Locate the word "value" in the entries below, then gather every line that holds it.

++++++

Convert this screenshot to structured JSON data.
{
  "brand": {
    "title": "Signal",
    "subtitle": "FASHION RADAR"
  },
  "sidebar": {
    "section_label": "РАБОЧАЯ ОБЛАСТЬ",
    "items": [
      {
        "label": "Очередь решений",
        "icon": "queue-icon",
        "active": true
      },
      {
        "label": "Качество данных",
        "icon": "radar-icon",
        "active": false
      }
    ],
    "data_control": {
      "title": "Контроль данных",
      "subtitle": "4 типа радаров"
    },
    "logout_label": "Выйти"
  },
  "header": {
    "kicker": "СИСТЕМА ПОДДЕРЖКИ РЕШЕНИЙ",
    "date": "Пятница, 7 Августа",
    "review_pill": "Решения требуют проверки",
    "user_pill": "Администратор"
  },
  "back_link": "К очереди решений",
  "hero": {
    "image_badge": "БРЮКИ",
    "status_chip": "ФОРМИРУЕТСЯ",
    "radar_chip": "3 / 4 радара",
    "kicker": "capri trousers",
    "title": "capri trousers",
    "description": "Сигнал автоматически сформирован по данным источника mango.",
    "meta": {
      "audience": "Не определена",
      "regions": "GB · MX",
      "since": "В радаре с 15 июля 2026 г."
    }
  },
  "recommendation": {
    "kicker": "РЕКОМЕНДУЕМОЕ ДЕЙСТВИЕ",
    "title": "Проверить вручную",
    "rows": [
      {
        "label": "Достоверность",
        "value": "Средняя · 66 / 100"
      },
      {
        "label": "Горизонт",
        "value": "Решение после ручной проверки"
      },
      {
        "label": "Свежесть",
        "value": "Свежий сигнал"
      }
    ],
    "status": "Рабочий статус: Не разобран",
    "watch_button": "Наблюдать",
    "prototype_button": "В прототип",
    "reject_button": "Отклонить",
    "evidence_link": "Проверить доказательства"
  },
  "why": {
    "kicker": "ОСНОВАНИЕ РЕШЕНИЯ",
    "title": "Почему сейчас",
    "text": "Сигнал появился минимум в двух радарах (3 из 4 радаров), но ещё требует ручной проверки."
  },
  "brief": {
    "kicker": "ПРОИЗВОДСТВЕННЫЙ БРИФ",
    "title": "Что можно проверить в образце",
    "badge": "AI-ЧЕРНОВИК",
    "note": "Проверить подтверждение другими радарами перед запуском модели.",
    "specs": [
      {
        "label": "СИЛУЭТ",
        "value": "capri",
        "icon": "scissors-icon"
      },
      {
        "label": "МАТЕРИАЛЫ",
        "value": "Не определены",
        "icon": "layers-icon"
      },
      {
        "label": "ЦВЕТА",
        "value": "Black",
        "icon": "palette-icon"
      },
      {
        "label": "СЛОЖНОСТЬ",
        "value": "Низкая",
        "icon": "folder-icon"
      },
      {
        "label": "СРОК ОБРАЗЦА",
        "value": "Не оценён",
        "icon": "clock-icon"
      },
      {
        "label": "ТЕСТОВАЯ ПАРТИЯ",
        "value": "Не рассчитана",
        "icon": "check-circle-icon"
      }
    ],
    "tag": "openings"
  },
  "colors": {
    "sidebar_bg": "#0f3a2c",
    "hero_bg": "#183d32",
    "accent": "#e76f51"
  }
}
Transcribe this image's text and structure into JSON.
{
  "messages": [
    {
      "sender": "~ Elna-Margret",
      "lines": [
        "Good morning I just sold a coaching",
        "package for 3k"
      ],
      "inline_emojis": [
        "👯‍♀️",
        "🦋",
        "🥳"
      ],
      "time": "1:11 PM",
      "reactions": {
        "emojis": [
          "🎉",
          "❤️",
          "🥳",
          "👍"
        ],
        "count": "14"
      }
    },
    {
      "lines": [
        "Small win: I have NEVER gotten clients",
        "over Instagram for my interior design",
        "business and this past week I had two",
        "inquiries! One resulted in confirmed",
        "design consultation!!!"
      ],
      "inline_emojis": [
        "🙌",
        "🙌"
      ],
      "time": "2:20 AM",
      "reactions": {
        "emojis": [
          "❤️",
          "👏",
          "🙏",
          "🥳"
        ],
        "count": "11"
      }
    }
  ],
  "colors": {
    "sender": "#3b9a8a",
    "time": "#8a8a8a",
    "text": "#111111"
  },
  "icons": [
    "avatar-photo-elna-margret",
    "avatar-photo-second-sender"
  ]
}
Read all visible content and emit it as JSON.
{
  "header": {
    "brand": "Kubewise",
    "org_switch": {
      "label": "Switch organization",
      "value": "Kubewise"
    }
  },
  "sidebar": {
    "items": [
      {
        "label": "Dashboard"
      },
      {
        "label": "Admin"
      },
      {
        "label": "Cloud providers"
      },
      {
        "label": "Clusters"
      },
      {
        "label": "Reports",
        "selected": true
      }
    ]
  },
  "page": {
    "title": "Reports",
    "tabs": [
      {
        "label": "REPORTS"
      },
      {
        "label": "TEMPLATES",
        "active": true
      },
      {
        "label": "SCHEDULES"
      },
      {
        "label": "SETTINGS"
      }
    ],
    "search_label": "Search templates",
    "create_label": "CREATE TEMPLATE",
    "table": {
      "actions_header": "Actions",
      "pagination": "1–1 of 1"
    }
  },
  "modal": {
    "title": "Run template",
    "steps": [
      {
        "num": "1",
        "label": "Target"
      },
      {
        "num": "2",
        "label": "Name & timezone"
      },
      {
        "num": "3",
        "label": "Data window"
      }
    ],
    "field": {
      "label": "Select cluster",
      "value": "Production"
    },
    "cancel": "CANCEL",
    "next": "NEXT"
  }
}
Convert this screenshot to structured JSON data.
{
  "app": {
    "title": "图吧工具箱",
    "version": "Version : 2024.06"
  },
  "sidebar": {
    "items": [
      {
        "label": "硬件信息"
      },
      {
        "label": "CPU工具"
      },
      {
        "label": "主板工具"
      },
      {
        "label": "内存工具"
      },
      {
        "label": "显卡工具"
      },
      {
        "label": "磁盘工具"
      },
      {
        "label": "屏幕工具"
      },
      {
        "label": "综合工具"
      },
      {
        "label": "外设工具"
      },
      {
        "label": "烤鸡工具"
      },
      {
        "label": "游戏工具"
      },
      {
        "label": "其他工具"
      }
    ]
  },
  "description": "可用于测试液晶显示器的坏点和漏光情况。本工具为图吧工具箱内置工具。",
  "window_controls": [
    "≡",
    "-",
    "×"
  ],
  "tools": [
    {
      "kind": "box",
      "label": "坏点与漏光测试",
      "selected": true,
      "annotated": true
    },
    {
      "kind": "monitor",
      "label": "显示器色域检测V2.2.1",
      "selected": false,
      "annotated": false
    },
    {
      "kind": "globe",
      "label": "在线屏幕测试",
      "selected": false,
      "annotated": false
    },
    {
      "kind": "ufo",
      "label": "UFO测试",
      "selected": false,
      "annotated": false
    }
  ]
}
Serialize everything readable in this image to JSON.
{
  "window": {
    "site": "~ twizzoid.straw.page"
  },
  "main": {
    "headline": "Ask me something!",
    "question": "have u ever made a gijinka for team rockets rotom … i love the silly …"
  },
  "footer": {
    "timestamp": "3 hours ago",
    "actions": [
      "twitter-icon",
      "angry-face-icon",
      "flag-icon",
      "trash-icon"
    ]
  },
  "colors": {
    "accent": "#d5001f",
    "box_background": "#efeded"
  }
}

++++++

> **RESULT OF THIS EXERCISE**:
        "value": "Средняя · 66 / 100"
        "value": "Решение после ручной проверки"
        "value": "Свежий сигнал"
        "value": "capri",
        "value": "Не определены",
        "value": "Black",
        "value": "Низкая",
        "value": "Не оценён",
        "value": "Не рассчитана",
      "value": "Kubewise"
      "value": "Production"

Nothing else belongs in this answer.